* Dataset rows describing interfaces
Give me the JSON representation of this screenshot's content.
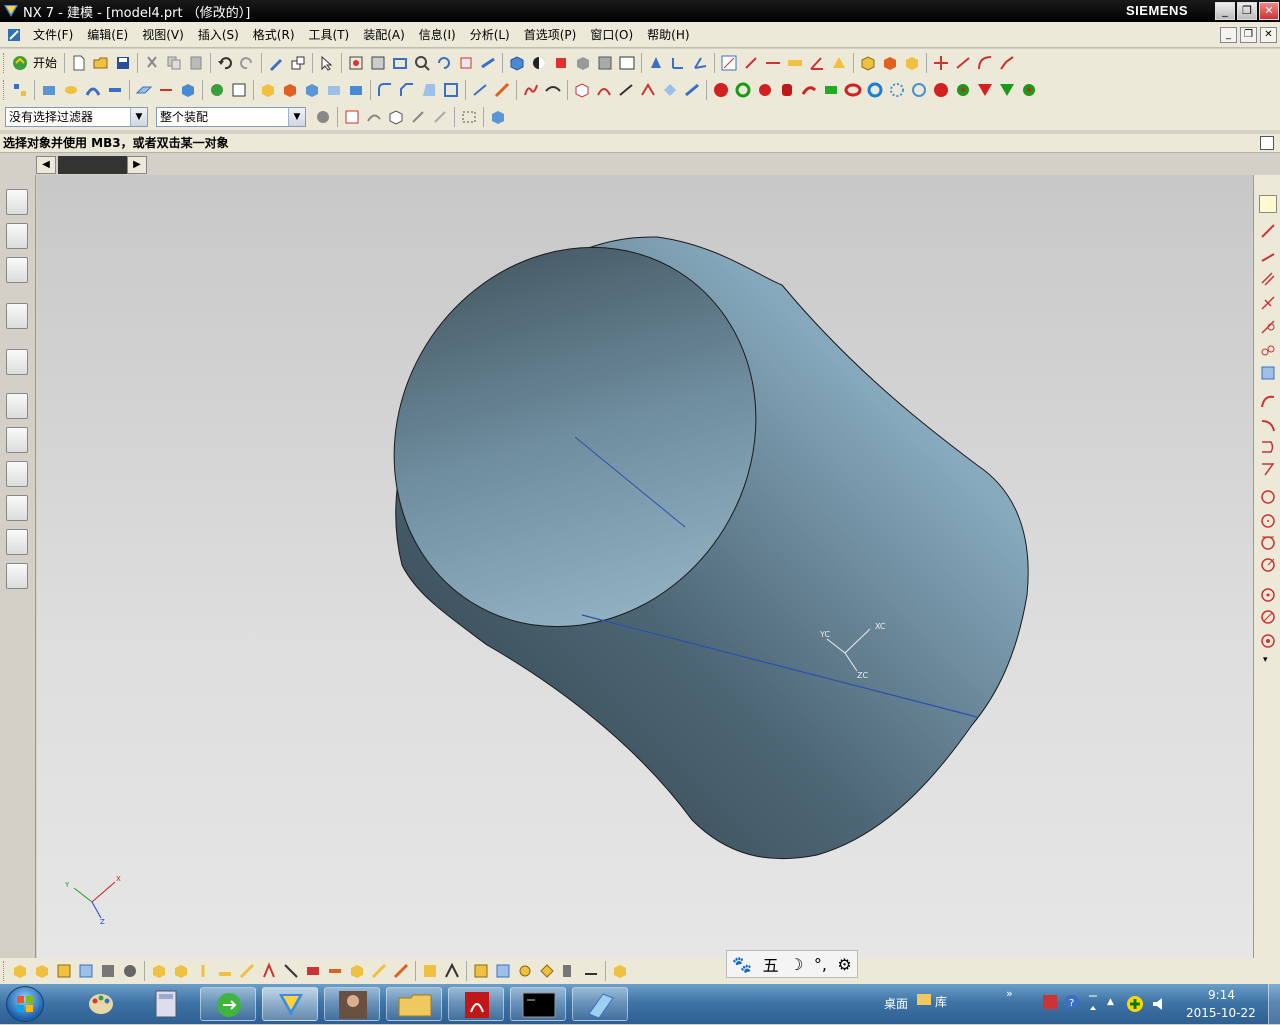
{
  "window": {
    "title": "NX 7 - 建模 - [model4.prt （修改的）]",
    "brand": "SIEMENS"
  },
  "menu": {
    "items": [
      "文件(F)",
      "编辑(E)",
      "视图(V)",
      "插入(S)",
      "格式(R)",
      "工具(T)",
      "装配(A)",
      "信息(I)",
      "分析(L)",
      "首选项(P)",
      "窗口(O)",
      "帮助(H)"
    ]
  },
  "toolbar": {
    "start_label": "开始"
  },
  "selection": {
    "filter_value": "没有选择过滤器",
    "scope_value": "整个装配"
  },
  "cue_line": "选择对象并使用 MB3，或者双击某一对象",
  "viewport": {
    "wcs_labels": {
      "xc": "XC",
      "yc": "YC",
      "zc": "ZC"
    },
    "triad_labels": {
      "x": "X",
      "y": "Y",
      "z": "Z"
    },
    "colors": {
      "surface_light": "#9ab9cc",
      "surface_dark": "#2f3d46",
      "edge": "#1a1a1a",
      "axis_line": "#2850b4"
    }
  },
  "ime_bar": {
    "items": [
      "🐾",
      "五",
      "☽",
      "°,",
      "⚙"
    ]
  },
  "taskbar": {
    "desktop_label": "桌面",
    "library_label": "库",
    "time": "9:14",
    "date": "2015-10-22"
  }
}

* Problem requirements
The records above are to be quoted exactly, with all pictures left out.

* Answer box
Give me the JSON representation of this screenshot's content.
{
  "window": {
    "title": "NX 7 - 建模 - [model4.prt （修改的）]",
    "brand": "SIEMENS"
  },
  "menu": {
    "items": [
      "文件(F)",
      "编辑(E)",
      "视图(V)",
      "插入(S)",
      "格式(R)",
      "工具(T)",
      "装配(A)",
      "信息(I)",
      "分析(L)",
      "首选项(P)",
      "窗口(O)",
      "帮助(H)"
    ]
  },
  "toolbar": {
    "start_label": "开始"
  },
  "selection": {
    "filter_value": "没有选择过滤器",
    "scope_value": "整个装配"
  },
  "cue_line": "选择对象并使用 MB3，或者双击某一对象",
  "viewport": {
    "wcs_labels": {
      "xc": "XC",
      "yc": "YC",
      "zc": "ZC"
    },
    "triad_labels": {
      "x": "X",
      "y": "Y",
      "z": "Z"
    },
    "colors": {
      "surface_light": "#9ab9cc",
      "surface_dark": "#2f3d46",
      "edge": "#1a1a1a",
      "axis_line": "#2850b4"
    }
  },
  "ime_bar": {
    "items": [
      "🐾",
      "五",
      "☽",
      "°,",
      "⚙"
    ]
  },
  "taskbar": {
    "desktop_label": "桌面",
    "library_label": "库",
    "time": "9:14",
    "date": "2015-10-22"
  }
}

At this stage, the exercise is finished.